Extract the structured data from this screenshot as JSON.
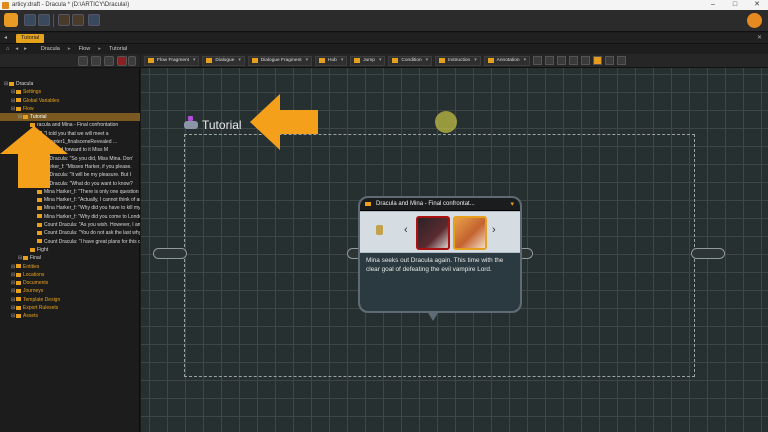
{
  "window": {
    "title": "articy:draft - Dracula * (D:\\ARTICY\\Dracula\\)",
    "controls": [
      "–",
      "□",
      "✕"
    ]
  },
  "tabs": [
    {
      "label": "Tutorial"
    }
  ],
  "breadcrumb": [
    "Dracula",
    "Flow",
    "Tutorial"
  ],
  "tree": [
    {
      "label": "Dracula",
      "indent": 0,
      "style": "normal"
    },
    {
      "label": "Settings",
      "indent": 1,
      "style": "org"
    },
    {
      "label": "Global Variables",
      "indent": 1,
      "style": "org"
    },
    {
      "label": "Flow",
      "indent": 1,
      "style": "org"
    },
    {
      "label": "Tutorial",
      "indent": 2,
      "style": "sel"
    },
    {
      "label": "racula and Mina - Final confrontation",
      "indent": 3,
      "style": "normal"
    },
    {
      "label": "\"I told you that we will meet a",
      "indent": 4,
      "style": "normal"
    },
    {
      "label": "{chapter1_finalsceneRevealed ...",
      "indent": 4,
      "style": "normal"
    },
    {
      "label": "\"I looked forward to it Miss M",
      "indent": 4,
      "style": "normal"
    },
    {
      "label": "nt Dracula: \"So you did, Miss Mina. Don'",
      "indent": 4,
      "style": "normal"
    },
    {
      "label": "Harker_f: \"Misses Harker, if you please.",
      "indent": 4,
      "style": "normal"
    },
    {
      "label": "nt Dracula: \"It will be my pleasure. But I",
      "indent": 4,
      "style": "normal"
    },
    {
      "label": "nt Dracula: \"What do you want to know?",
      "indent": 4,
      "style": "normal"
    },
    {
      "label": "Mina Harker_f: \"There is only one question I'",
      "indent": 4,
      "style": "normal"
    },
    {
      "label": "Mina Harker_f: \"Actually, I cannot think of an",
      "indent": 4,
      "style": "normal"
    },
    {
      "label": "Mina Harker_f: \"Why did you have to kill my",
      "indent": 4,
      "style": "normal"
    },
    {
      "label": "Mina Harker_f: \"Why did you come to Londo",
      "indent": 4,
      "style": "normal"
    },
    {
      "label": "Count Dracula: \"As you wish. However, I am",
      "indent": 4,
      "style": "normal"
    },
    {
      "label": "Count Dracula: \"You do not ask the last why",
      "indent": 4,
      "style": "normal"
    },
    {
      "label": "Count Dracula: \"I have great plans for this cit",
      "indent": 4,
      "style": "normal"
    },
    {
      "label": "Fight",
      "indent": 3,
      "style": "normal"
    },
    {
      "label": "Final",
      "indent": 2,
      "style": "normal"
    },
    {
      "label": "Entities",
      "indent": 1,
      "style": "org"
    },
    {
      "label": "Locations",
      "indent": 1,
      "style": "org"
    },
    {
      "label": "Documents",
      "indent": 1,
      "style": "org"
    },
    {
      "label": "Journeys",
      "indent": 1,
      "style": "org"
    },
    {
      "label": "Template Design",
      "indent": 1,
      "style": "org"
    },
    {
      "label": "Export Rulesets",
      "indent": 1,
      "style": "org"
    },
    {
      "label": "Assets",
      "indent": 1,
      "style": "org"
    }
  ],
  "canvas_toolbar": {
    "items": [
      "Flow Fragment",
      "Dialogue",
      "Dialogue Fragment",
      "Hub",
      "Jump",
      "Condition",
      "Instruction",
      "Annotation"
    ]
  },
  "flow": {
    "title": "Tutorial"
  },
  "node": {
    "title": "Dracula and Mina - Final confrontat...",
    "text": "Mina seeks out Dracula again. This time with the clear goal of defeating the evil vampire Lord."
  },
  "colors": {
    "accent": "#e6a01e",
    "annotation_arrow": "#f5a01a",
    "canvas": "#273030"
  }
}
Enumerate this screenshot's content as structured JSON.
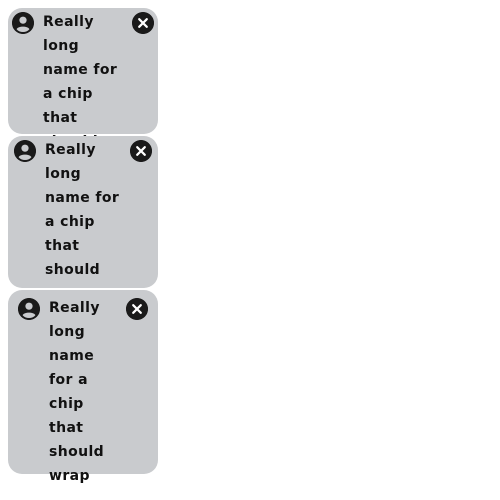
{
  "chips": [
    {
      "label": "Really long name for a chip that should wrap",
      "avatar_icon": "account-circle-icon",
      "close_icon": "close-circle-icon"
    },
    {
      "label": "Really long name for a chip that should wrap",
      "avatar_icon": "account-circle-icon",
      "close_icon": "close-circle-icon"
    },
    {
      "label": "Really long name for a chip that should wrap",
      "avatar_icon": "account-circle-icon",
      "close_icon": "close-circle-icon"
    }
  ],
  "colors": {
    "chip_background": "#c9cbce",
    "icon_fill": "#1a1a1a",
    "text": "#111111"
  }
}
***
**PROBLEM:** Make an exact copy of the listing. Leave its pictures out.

**ANSWER TO THIS PROBLEM:**
Extract the structured data from this screenshot as JSON.
{
  "window": {
    "title": "articy:draft - Dracula * (D:\\ARTICY\\Dracula\\)",
    "controls": [
      "–",
      "□",
      "✕"
    ]
  },
  "tabs": [
    {
      "label": "Tutorial"
    }
  ],
  "breadcrumb": [
    "Dracula",
    "Flow",
    "Tutorial"
  ],
  "tree": [
    {
      "label": "Dracula",
      "indent": 0,
      "style": "normal"
    },
    {
      "label": "Settings",
      "indent": 1,
      "style": "org"
    },
    {
      "label": "Global Variables",
      "indent": 1,
      "style": "org"
    },
    {
      "label": "Flow",
      "indent": 1,
      "style": "org"
    },
    {
      "label": "Tutorial",
      "indent": 2,
      "style": "sel"
    },
    {
      "label": "racula and Mina - Final confrontation",
      "indent": 3,
      "style": "normal"
    },
    {
      "label": "\"I told you that we will meet a",
      "indent": 4,
      "style": "normal"
    },
    {
      "label": "{chapter1_finalsceneRevealed ...",
      "indent": 4,
      "style": "normal"
    },
    {
      "label": "\"I looked forward to it Miss M",
      "indent": 4,
      "style": "normal"
    },
    {
      "label": "nt Dracula: \"So you did, Miss Mina. Don'",
      "indent": 4,
      "style": "normal"
    },
    {
      "label": "Harker_f: \"Misses Harker, if you please.",
      "indent": 4,
      "style": "normal"
    },
    {
      "label": "nt Dracula: \"It will be my pleasure. But I",
      "indent": 4,
      "style": "normal"
    },
    {
      "label": "nt Dracula: \"What do you want to know?",
      "indent": 4,
      "style": "normal"
    },
    {
      "label": "Mina Harker_f: \"There is only one question I'",
      "indent": 4,
      "style": "normal"
    },
    {
      "label": "Mina Harker_f: \"Actually, I cannot think of an",
      "indent": 4,
      "style": "normal"
    },
    {
      "label": "Mina Harker_f: \"Why did you have to kill my",
      "indent": 4,
      "style": "normal"
    },
    {
      "label": "Mina Harker_f: \"Why did you come to Londo",
      "indent": 4,
      "style": "normal"
    },
    {
      "label": "Count Dracula: \"As you wish. However, I am",
      "indent": 4,
      "style": "normal"
    },
    {
      "label": "Count Dracula: \"You do not ask the last why",
      "indent": 4,
      "style": "normal"
    },
    {
      "label": "Count Dracula: \"I have great plans for this cit",
      "indent": 4,
      "style": "normal"
    },
    {
      "label": "Fight",
      "indent": 3,
      "style": "normal"
    },
    {
      "label": "Final",
      "indent": 2,
      "style": "normal"
    },
    {
      "label": "Entities",
      "indent": 1,
      "style": "org"
    },
    {
      "label": "Locations",
      "indent": 1,
      "style": "org"
    },
    {
      "label": "Documents",
      "indent": 1,
      "style": "org"
    },
    {
      "label": "Journeys",
      "indent": 1,
      "style": "org"
    },
    {
      "label": "Template Design",
      "indent": 1,
      "style": "org"
    },
    {
      "label": "Export Rulesets",
      "indent": 1,
      "style": "org"
    },
    {
      "label": "Assets",
      "indent": 1,
      "style": "org"
    }
  ],
  "canvas_toolbar": {
    "items": [
      "Flow Fragment",
      "Dialogue",
      "Dialogue Fragment",
      "Hub",
      "Jump",
      "Condition",
      "Instruction",
      "Annotation"
    ]
  },
  "flow": {
    "title": "Tutorial"
  },
  "node": {
    "title": "Dracula and Mina - Final confrontat...",
    "text": "Mina seeks out Dracula again. This time with the clear goal of defeating the evil vampire Lord."
  },
  "colors": {
    "accent": "#e6a01e",
    "annotation_arrow": "#f5a01a",
    "canvas": "#273030"
  }
}
Enumerate this screenshot's content as structured JSON.
{
  "chips": [
    {
      "label": "Really long name for a chip that should wrap",
      "avatar_icon": "account-circle-icon",
      "close_icon": "close-circle-icon"
    },
    {
      "label": "Really long name for a chip that should wrap",
      "avatar_icon": "account-circle-icon",
      "close_icon": "close-circle-icon"
    },
    {
      "label": "Really long name for a chip that should wrap",
      "avatar_icon": "account-circle-icon",
      "close_icon": "close-circle-icon"
    }
  ],
  "colors": {
    "chip_background": "#c9cbce",
    "icon_fill": "#1a1a1a",
    "text": "#111111"
  }
}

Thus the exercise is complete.